The Russian cyberattacks that targeted last year’s U.S. presidential elections were as much about wanting to keep Hillary Clinton out of the White House as about proving to the world that the Kremlin was capable of pulling off this feat, a leading Russian expert on cybersecurity said Monday. “Russian hackers deliberately tried to weaken positions of Hillary Clinton,” said Andrei Soldatov, author of a 2015 book on the Kremlin’s cyberwars against its critics. “She was seen as Russia’s enemy No. 1, a person who inspired Moscow protests [against President Vladimir Putin], a person who would harm Russia the most.” But Moscow may have miscalculated the fallout of its intrusion, which has so far led to resignation of a high-ranking U.S. official, congressional investigations and a bipartisan circling of the wagons around the need to protect the integrity of America’s democracy, several leading Russia experts said.
“The blowback has been very strong,” William Courtney, an adjunct senior fellow at the Rand Corp., said in an interview as the House Intelligence Committee opened hearings into allegations of Russian hacking into the 2016 presidential campaign. “The story has magnified more than the Russians expected,” Courtney said.

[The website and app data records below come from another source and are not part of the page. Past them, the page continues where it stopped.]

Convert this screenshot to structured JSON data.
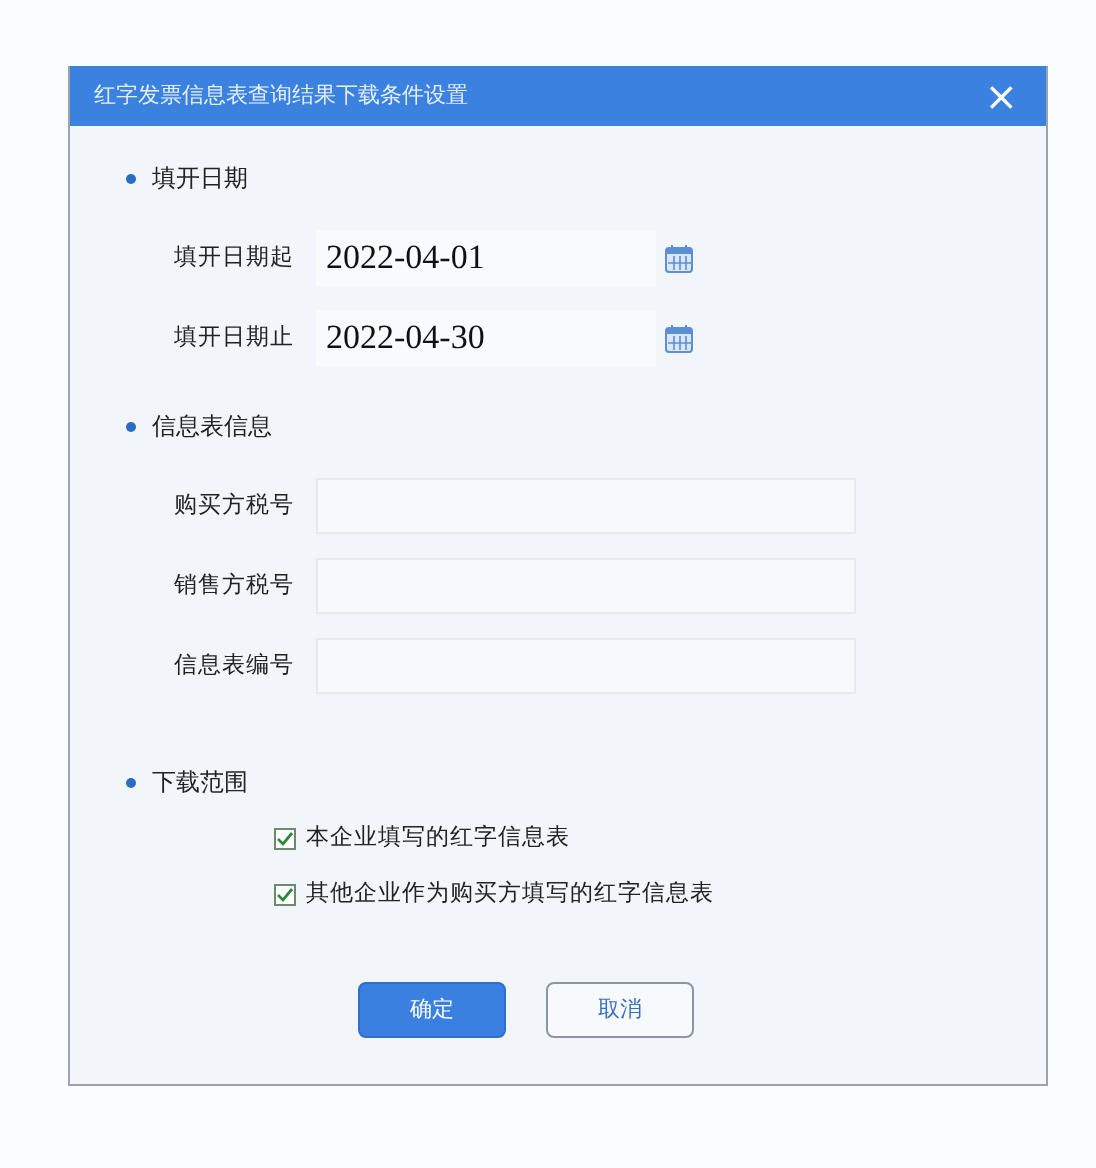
{
  "window": {
    "title": "红字发票信息表查询结果下载条件设置",
    "close": "×"
  },
  "sections": [
    {
      "title": "填开日期",
      "kind": "date",
      "fields": [
        {
          "label": "填开日期起",
          "value": "2022-04-01"
        },
        {
          "label": "填开日期止",
          "value": "2022-04-30"
        }
      ]
    },
    {
      "title": "信息表信息",
      "kind": "text",
      "fields": [
        {
          "label": "购买方税号"
        },
        {
          "label": "销售方税号"
        },
        {
          "label": "信息表编号"
        }
      ]
    },
    {
      "title": "下载范围",
      "kind": "checks",
      "options": [
        {
          "label": "本企业填写的红字信息表",
          "checked": true
        },
        {
          "label": "其他企业作为购买方填写的红字信息表",
          "checked": true
        }
      ]
    }
  ],
  "buttons": [
    {
      "label": "确定",
      "kind": "primary"
    },
    {
      "label": "取消",
      "kind": "secondary"
    }
  ]
}
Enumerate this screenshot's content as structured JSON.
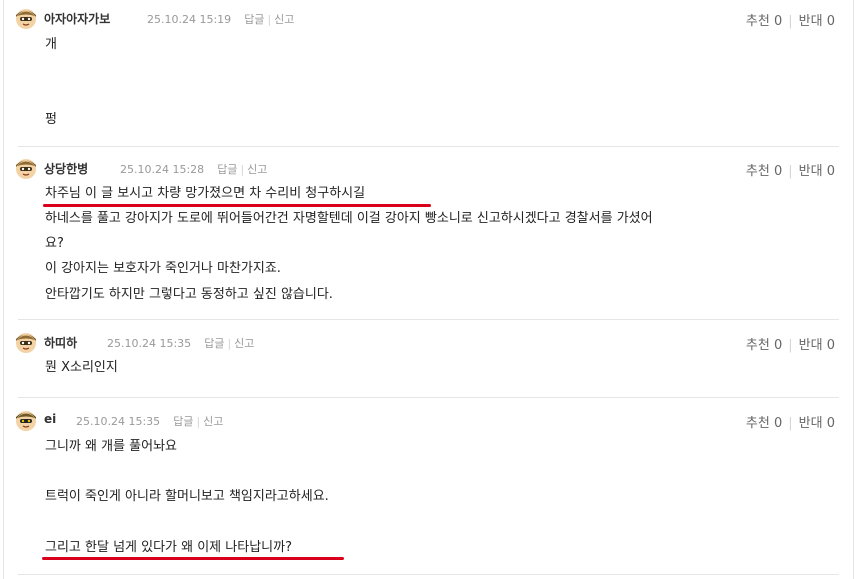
{
  "comments": [
    {
      "nickname": "아자아자가보",
      "date": "25.10.24 15:19",
      "reply": "답글",
      "report": "신고",
      "upvote_label": "추천",
      "upvote_count": "0",
      "downvote_label": "반대",
      "downvote_count": "0",
      "lines": [
        "개",
        "펑"
      ]
    },
    {
      "nickname": "상당한병",
      "date": "25.10.24 15:28",
      "reply": "답글",
      "report": "신고",
      "upvote_label": "추천",
      "upvote_count": "0",
      "downvote_label": "반대",
      "downvote_count": "0",
      "lines": [
        "차주님 이 글 보시고 차량 망가졌으면 차 수리비 청구하시길",
        "하네스를 풀고 강아지가 도로에 뛰어들어간건 자명할텐데 이걸 강아지 빵소니로 신고하시겠다고 경찰서를 가셨어",
        "요?",
        "이 강아지는 보호자가 죽인거나 마찬가지죠.",
        "안타깝기도 하지만 그렇다고 동정하고 싶진 않습니다."
      ]
    },
    {
      "nickname": "하띠하",
      "date": "25.10.24 15:35",
      "reply": "답글",
      "report": "신고",
      "upvote_label": "추천",
      "upvote_count": "0",
      "downvote_label": "반대",
      "downvote_count": "0",
      "lines": [
        "뭔 X소리인지"
      ]
    },
    {
      "nickname": "ei",
      "date": "25.10.24 15:35",
      "reply": "답글",
      "report": "신고",
      "upvote_label": "추천",
      "upvote_count": "0",
      "downvote_label": "반대",
      "downvote_count": "0",
      "lines": [
        "그니까 왜 개를 풀어놔요",
        "트럭이 죽인게 아니라 할머니보고 책임지라고하세요.",
        "그리고 한달 넘게 있다가 왜 이제 나타납니까?"
      ]
    }
  ],
  "colors": {
    "highlight_underline": "#d9001b",
    "meta_text": "#999999",
    "separator": "#e6e6e6"
  },
  "icons": [
    "soldier-avatar-icon"
  ]
}
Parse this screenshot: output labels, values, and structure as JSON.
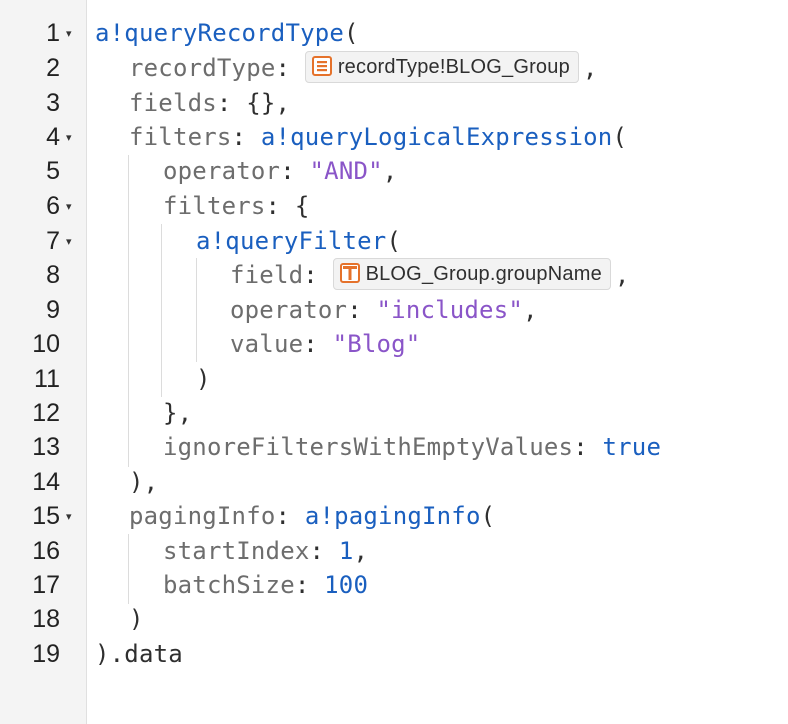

Traditionally, former Soviet governments were reluctant to get involved in the internal politics of America because of the risk of possible retaliation. “But Putin has been willing to do that and to take extra risks,” said Courtney, a former U.S. ambassador to Georgia and onetime presidential special assistant for Russia, Ukraine, and Eurasia.